     Visitors help though, and of those I've had plenty! My mom and brother have come a few times bearing novels and treats, my best friends stopped by with a seemingly never-ending supply of food and stories, my sister and brother-in-law appeared in possession of a laptop loaded with music and DVD's, and my very favourite aunt and uncle-in-law surprised us last Sunday with much-needed hugs and cookies for the afternoon.

     And it was all of that that made me really want to write this blog post: to lament the negative experiences, but then to shake them off and express what I'm grateful for. Because honestly, while I am by no means enjoying staying in the hospital, things could be so, so much worse and I have to count my blessings when they come. All month long I've been reading novels from India, Africa, and beyond, placed now and centuries ago, in which pregnant women squat in the grass to have their babies before continuing work, or hemorrhage during labour, or lose their infants due to inadequate care or abuse; in comparison to this, being away from home for the summer is a small price to pay for mine and my girls' health and well-being.

     So here it is... The things I'm thankful for:

     1. I'm thankful for my loving, giving, selfless husband who is sacrificing not only his own time and life at home, but many comforts as well to be here to support me. He gets me anything I need whenever I need it, combats my hormonal fluctuations with a smile, and never fails to find a way to make me laugh every single day regardless of what's going on here.

     2. I'm thankful for our amazing family and friends from whom we've received endless amounts of love and sustenance... From the minute we found out what was happening and made it public we've had phone calls, e-mails, Facebook messages, and well-wishes from so many that we know including old friends and faraway relatives of mine who I haven't seen in years. This experience has really taught us to recognize who is important in our life and deserves a place in it and who simply doesn't. It's very true that you never see the reality of people's character until you're struggling; that's when the good ones step forward (and the not-so-good ones go into hiding) and we've been blessed with having many, many good ones around us during this difficult time.

     3. I'm thankful for no stretch marks! Okay, I know that this seems a rather vain and irrelevant thing to be thankful for, but when I found out I was having twins it became a big fear of mine. However, up until this point (knock on wood!) My skin remains unblemished, and given the amount of strangers looking at my belly every day it's a nice little victory. I also haven't had any other awkward pregnancy complications like enormous weight gain or acne thus far, so besides sometimes thinking that I resemble a planet with limbs I'm feeling pretty good.

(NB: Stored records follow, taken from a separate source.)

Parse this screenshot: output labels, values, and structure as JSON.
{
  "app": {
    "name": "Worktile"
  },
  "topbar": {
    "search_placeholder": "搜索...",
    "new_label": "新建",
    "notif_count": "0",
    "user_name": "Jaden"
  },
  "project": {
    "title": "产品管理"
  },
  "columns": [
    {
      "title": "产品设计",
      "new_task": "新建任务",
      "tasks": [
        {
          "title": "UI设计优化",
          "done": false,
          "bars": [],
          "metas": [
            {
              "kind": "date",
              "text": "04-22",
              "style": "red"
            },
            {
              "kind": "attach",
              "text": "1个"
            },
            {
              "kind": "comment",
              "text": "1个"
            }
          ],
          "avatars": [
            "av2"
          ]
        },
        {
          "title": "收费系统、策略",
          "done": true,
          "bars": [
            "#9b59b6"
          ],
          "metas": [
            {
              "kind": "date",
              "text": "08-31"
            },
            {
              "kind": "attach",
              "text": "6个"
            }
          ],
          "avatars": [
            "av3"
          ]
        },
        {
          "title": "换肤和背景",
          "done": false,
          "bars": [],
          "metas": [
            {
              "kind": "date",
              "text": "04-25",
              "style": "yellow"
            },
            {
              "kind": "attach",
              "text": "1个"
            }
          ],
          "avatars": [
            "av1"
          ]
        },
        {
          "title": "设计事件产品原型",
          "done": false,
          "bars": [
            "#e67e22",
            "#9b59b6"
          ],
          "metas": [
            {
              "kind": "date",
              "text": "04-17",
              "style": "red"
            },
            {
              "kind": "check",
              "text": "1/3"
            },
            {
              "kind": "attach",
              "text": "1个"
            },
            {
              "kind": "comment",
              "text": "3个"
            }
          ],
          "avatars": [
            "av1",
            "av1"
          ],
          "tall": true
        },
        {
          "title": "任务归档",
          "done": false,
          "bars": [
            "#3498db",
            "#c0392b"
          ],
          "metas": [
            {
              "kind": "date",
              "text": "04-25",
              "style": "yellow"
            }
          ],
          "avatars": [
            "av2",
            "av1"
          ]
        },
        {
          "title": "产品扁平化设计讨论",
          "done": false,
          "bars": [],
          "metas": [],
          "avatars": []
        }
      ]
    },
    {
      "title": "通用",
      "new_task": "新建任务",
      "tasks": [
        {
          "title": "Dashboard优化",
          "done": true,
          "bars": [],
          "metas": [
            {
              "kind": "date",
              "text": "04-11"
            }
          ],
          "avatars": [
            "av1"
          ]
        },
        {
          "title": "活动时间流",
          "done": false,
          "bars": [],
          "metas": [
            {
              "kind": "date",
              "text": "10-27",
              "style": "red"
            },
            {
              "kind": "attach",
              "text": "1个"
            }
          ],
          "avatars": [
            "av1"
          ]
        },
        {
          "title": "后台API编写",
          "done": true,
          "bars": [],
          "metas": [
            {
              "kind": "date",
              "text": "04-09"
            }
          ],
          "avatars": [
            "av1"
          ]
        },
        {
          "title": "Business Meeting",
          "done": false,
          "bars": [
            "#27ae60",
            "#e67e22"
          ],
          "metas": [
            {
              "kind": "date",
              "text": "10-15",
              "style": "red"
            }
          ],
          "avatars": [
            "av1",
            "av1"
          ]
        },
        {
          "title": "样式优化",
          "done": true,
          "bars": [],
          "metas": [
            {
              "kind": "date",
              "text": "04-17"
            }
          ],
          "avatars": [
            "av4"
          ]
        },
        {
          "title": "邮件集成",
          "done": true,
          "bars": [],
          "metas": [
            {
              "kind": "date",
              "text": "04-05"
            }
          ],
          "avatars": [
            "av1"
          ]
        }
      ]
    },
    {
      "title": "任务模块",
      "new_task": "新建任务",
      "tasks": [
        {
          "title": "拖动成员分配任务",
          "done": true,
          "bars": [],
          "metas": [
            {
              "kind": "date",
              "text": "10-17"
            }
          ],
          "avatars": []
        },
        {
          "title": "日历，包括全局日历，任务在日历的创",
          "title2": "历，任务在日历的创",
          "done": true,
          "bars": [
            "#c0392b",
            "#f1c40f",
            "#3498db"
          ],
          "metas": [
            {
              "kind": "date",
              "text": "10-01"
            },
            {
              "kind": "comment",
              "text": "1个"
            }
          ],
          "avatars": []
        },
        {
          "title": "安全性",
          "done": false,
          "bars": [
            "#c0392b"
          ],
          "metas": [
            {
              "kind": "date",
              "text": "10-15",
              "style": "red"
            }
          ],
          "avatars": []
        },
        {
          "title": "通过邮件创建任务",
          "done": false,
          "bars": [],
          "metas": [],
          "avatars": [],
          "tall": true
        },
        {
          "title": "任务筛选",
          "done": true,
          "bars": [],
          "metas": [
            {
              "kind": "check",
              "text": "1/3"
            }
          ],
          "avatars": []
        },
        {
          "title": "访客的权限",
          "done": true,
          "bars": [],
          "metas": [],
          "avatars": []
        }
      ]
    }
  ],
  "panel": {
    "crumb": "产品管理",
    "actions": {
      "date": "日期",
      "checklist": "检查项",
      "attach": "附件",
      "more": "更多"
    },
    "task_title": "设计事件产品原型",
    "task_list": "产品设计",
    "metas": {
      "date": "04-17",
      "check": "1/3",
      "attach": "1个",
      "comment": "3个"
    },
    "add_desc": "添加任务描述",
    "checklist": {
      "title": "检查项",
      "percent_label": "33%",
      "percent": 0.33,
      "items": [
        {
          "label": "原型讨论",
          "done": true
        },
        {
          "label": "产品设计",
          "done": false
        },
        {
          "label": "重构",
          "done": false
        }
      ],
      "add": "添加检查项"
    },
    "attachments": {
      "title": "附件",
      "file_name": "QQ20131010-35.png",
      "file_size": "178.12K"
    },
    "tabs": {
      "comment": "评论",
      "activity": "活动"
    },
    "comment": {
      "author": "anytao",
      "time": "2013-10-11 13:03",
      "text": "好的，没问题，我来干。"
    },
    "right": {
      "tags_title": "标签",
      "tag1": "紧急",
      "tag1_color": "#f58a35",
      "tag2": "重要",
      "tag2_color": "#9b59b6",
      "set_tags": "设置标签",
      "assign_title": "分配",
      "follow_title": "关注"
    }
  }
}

     4. I'm thankful that, despite the emotional effect staying here occasionally has on me, my girls are still flourishing. Their growth is excellent, they're incredibly active (and enjoy kicking each other in the face as the ultrasounds have shown) and don't seem to be suffering from any of the developmental complications that can plague a twin pregnancy like ours. For that, we are very lucky.

     5. I'm thankful that my sister didn't clear the music off of her laptop before she brought it to me here, as in attempting to play Kanye's "Yeezus" I discovered a file full of The Eagles, Bob Marley, Justin Timberlake, Elvis, Tom Petty, and more, so I'm currently having a solo (bed-ridden) dance party in my hospital room and loving life.

     6. And lastly, I'm thankful that I live in Canada! Because if this was the U.S.A. we'd owe a ridiculous amount in medical bills right now! I really should have found a way to celebrate Canada Day last weekend... I think my country deserves a little recognition.